Note also that Phil Caduc, Sacramento agent for Napa Soda, was the first to register his Napa Soda trademark, on September 16, 1861, but it only consisted of the bottoms of his bottles painted white, with no embossing involved. For some unknown reason T. A. White chose not to register his trade mark initials with the State. Perhaps he felt the precise establishment of his trade mark features described in his advertisement in the Daily Alta California, beginning October 6, 1861, and running for one month, was enough to adequately document his proprietary rights.

T. A. White’s October 6, 1861, advertisement clearly documents his trade mark for his Napa Soda bottles.

White’s Napa Soda bottles were as well made as any of that period and were probably blown in the East. The only slightly unusual feature is that the lettering is deeply cut into the mold.

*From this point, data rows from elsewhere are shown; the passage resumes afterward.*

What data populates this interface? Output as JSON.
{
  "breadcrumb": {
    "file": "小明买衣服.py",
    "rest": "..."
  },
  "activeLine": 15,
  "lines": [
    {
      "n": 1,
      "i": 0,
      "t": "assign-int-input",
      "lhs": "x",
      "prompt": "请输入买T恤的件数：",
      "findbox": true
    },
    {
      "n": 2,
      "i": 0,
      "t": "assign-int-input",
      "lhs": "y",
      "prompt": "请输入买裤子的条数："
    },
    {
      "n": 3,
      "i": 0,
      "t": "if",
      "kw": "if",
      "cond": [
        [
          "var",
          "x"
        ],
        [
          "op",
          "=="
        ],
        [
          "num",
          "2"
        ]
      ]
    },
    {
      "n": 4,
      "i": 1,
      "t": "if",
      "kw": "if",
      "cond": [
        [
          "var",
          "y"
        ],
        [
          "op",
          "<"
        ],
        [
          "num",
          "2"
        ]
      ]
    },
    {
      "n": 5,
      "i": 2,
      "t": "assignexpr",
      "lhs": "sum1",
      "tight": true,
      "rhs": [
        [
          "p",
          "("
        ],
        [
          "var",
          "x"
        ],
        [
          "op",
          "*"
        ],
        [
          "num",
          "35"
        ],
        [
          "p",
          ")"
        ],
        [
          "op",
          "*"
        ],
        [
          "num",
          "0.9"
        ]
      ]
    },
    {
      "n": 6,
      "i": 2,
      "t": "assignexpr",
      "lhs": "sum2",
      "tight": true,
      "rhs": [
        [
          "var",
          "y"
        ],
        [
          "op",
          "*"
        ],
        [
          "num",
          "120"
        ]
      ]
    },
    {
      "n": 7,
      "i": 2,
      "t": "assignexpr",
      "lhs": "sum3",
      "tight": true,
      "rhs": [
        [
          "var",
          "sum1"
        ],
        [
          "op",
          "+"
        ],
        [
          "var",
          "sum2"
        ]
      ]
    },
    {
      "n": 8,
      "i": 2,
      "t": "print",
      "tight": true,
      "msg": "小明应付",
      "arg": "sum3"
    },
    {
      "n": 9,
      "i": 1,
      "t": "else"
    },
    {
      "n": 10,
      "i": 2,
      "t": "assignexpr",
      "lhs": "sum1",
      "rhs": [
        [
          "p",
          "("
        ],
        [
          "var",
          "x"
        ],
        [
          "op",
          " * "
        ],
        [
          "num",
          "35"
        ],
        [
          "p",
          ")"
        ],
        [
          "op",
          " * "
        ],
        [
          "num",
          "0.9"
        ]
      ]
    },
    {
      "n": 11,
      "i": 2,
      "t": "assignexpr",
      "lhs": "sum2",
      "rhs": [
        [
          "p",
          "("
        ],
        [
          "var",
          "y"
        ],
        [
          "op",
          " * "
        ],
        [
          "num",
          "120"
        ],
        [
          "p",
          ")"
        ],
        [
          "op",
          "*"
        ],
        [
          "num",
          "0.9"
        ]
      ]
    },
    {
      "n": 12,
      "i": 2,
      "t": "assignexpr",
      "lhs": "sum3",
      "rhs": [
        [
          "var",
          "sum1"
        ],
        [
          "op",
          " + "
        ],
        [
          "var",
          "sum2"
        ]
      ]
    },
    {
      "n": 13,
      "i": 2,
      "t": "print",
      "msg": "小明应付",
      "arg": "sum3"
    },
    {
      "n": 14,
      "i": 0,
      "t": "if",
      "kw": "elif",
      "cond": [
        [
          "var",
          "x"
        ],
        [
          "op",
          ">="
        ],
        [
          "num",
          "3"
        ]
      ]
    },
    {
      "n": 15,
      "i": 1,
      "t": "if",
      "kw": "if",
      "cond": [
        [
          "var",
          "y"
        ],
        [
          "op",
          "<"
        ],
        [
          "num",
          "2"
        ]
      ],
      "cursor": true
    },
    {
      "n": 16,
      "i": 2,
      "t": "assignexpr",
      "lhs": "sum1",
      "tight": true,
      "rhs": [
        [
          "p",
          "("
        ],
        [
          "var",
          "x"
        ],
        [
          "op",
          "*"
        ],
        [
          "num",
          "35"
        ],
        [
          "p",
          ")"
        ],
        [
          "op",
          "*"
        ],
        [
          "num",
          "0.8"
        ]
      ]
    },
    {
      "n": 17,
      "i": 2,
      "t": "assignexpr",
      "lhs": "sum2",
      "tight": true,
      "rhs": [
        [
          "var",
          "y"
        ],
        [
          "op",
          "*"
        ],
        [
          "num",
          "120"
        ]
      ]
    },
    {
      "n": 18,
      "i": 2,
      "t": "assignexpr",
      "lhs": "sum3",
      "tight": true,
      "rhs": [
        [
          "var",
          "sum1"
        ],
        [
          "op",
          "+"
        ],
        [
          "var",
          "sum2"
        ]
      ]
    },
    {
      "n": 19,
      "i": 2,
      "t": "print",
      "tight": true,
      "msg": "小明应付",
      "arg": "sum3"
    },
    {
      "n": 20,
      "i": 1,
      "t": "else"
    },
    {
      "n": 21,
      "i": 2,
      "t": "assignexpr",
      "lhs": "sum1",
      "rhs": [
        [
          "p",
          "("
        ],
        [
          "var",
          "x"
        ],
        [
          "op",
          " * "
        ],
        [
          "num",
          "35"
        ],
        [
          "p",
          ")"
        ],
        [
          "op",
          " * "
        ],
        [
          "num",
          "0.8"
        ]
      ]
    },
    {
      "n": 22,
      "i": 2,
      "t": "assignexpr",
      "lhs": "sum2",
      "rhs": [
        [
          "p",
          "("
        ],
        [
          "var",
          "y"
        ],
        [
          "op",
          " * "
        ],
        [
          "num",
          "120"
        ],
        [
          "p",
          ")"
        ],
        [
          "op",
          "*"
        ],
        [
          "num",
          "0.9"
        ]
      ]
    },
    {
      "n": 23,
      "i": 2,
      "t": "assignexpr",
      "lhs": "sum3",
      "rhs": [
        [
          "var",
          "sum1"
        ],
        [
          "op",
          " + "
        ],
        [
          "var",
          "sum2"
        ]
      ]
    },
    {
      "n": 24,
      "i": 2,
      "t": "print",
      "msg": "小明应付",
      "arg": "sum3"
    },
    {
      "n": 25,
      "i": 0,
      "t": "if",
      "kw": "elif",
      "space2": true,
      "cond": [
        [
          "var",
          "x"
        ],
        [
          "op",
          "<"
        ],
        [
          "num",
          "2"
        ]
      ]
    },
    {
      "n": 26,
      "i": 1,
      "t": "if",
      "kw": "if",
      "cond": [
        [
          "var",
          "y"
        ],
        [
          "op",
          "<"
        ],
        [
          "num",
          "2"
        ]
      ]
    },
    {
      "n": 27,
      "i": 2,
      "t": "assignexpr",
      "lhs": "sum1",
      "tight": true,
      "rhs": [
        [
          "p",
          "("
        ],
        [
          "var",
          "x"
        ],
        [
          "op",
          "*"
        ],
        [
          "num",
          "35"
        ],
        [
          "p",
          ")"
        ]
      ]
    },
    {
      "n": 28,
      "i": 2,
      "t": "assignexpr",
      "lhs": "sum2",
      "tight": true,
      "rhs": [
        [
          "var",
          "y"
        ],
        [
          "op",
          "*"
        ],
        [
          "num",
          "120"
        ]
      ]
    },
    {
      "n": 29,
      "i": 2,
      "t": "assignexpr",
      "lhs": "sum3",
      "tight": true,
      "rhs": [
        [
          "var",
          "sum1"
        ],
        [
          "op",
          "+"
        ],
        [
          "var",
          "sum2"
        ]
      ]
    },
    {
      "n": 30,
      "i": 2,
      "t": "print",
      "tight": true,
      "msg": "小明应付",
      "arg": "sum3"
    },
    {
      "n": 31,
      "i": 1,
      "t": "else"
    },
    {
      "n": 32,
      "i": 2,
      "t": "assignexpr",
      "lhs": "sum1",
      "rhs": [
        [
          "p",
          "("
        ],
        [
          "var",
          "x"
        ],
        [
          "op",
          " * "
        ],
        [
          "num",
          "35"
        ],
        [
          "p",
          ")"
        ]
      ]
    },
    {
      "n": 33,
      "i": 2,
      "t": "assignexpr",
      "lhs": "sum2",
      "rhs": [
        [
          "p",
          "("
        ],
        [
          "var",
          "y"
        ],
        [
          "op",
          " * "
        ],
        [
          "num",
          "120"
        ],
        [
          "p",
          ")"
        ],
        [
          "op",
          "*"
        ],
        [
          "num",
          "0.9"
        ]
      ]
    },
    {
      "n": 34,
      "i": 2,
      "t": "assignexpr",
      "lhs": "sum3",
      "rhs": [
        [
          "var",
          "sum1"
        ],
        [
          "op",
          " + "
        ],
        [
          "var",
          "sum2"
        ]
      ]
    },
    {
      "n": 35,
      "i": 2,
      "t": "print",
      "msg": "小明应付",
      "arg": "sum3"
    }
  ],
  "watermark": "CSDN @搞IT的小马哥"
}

It is not clear when White stopped functioning as agent for Napa Soda. He no longer advertised after 1861. White almost certainly gave up his association with the springs after November 1862 when the bottling house and other structures were destroyed by Amos Buckman, one of the previous stakeholders in the spring who went on a vengeful rampage against Whitney and Wood, the other claimants of the spring. T. A. White subsequently entered the mining business by 1863. The ownership squabble over the springs went well into 1865.

Please note that this was not written as a complete early history of Napa Soda bottles. As many are aware, John O’Neill has been collecting information about Napa Soda for many years in anticipation of publishing a book on the subject. I know he will eventually succeed in this task and I am sure it will be a necessary read for many of us. My objective here is to elicit response about the mysterious broken P. & W. bottle shown above and hopefully add some knowledge about its place in this world. It would be great to see a picture of a whole specimen.


  1. Excellent article. Thoroughly researched and well written. Two thumbs up Eric! Keep up the good work.

  2. In my research of my book. I found this article. "Excellent soda bottles have been made at the Bay for a Folsom house from Folsom quartz dated Sept 21, 1860. Likely these were produced at the 2nd San Francisco Glass Works as stated above.